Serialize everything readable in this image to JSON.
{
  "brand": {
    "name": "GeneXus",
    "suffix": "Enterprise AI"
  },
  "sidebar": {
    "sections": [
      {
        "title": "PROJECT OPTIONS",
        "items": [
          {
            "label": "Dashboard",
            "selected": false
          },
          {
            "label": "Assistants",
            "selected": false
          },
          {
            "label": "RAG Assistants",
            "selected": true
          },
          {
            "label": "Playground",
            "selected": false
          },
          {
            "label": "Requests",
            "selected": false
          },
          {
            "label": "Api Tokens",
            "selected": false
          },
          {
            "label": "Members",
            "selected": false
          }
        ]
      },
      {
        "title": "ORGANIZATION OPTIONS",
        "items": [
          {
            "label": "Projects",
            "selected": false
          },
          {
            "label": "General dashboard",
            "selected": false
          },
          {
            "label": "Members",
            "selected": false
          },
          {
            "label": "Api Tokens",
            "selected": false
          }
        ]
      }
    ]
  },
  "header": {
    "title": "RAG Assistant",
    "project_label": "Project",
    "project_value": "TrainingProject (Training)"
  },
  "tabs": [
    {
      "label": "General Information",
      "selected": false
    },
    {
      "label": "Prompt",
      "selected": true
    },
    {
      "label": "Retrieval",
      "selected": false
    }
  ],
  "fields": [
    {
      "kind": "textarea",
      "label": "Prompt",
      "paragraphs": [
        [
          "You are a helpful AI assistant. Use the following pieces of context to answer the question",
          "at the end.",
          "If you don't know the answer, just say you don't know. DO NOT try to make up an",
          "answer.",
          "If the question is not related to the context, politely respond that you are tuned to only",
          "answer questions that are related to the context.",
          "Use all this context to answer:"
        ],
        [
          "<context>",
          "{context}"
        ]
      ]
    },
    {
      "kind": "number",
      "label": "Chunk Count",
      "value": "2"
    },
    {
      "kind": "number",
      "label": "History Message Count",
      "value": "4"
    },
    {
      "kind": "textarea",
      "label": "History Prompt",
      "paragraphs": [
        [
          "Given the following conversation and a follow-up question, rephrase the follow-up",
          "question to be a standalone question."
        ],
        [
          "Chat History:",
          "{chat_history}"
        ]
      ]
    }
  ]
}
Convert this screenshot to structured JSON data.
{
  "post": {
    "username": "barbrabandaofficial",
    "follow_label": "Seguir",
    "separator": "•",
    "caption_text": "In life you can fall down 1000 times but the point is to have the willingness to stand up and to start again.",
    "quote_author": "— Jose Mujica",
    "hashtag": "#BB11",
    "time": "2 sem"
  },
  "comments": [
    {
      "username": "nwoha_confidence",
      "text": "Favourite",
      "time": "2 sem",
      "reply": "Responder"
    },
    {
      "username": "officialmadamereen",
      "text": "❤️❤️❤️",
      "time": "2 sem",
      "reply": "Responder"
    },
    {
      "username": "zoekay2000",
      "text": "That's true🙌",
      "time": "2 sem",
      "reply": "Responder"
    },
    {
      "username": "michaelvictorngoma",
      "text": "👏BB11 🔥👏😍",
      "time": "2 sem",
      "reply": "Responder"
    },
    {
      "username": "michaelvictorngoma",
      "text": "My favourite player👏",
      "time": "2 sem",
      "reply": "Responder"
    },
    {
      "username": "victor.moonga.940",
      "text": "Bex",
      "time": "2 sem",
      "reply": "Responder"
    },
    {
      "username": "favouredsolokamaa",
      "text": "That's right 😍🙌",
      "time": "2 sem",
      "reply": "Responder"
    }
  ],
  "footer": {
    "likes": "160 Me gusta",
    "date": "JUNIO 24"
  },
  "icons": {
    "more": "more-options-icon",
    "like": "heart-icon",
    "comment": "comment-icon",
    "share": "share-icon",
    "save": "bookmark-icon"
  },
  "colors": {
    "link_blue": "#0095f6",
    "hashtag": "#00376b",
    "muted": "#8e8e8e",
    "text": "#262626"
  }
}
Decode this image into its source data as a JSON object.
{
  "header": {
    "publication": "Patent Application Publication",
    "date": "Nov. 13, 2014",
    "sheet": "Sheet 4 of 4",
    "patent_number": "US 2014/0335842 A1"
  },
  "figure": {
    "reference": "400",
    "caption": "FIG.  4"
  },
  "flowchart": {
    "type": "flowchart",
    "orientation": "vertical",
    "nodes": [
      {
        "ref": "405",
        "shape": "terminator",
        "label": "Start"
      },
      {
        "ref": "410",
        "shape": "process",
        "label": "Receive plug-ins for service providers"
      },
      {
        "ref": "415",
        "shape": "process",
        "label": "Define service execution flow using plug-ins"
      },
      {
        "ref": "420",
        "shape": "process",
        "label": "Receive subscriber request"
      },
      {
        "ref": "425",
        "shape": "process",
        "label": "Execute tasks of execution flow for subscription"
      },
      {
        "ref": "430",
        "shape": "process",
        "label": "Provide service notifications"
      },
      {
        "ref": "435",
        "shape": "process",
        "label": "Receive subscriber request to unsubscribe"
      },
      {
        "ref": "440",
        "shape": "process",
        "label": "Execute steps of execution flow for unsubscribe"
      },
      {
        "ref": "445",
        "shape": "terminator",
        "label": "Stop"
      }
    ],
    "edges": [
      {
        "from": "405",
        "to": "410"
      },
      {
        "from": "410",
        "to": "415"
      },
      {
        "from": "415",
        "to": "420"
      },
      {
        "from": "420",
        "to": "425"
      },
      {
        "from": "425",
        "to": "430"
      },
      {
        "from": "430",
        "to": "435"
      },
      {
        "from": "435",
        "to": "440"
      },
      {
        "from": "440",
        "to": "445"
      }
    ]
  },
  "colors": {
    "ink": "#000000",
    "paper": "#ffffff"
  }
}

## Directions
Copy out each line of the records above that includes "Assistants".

## Task response
            "label": "Assistants",
            "label": "RAG Assistants",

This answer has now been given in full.